Nearly two years ago, we got a rescue dog, Ava, and although she came at the exact time our then 15-year-old first started to push away, this was not a conscious decision; in fact we got her because my daughter wanted a dog so badly.

Ava wants to be with me at all times, and this suits me very well. It’s softened the pain to be around a sweet dog who undeniably needs you for everything and who will always be pleased to see you and want to be with you, unlike our teenage children who increasingly prefer the company of their friends.

My 14-year-old daughter can be the classic teen with the untidy room, forgetting to put her endless cereal bowls in the dishwasher, eating too many snacks and not enough real food, losing things, walking around in a daze and being rude, but she is still fundamentally with us and confides in me.

I have learnt to be happy to chat or laugh or hang out with him on the rare occasions he is willing

I asked her what she found annoying about her parents and she replied that we are on the whole pretty ‘chill’, and that she wouldn’t like it if we allowed her to do exactly as she wants, like a girl in her year at school.

This will no doubt change as she gets older and wants more freedom.

I miss my son though:
I miss holding his hand.
I miss hearing about his life.
I miss spending time with him.

Having said that there are rare glimpses of good times and I have learnt to be happy to chat or laugh or hang out with him on the rare occasions he is willing.

I take pleasure in those moments and as the months go on, I am becoming more adept at grabbing them and going with the flow.

Finally, these are my top tips to get through these years:

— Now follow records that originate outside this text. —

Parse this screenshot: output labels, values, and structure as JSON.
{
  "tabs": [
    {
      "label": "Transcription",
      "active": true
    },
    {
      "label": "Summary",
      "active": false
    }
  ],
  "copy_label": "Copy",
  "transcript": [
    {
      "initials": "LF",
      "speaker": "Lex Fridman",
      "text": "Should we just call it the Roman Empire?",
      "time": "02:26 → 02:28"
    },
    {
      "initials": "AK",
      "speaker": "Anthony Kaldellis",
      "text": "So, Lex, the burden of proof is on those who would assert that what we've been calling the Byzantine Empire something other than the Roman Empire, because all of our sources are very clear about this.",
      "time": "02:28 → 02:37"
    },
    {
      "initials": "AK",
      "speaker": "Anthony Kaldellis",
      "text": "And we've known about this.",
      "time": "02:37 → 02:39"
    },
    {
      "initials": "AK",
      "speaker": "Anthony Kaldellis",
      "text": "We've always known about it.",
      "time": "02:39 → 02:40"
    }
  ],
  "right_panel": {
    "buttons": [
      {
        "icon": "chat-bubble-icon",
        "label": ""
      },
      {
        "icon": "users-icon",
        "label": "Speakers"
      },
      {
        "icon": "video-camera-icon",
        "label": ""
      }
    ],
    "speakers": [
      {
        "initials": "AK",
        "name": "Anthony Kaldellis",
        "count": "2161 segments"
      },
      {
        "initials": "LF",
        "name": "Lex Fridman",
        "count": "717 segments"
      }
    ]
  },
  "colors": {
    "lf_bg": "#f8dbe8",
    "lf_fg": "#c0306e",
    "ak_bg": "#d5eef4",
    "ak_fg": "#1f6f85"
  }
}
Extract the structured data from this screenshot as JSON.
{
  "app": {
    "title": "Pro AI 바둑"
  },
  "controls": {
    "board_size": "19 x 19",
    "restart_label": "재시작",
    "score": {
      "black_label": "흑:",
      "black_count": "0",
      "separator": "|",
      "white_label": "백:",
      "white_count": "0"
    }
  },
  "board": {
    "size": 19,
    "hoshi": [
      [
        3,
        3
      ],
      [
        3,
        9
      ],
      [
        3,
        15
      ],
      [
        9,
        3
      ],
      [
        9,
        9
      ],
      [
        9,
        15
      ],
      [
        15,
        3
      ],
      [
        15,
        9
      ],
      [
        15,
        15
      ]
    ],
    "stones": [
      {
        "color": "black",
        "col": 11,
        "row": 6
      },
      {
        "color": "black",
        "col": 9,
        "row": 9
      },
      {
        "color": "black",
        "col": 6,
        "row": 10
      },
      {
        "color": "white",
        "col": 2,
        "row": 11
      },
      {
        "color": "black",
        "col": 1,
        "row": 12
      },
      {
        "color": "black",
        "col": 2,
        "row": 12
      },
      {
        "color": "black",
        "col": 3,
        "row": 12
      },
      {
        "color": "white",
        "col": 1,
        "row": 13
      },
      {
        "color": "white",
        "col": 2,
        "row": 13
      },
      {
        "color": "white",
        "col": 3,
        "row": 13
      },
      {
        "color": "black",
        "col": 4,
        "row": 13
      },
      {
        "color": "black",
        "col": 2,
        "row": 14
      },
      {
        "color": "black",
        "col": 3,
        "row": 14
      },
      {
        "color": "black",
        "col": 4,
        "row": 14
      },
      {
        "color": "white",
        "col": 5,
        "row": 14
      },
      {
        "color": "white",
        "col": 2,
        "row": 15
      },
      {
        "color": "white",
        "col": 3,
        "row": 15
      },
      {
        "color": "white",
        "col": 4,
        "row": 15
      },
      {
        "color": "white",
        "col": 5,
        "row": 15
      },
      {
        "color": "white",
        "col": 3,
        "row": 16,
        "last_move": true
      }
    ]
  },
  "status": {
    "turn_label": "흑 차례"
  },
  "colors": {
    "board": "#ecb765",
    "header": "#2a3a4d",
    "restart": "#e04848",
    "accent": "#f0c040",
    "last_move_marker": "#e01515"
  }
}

1. ‘This too shall pass.’ (They won’t be teenagers for ever)
2. Listen to what they want and if it doesn’t feel right, try to come to some compromise
3. Get a dog, or find a new hobby
4. Keep lines of communication open. Don’t show you are shocked by some of the things they say. Don’t let the relationship become intractably impossible
5. Keep loving them, however hurt or upset you are. Remember they have to separate
6. Remember how much you wanted to be with your peers and not your parents when you were their age
7. Don’t confront them every time they grace you with their presence
8. See the funny side. Their behaviour can be such a cliché
9. Knock before you enter their room
10. Don’t have expectations that they want to spend any time with you
11. Remember, you are not alone.

Kate Morris
Kate Morris lives in London with her husband, the photographer, Luke White, children, Jude 17, and Belle 14, two cats, Boe and Cuba, and one rescue dog, Ava. Kate is the author of three novels and has contributed as a journalist to The Guardian, The Times, The Observer and The Spectator, amongst many others.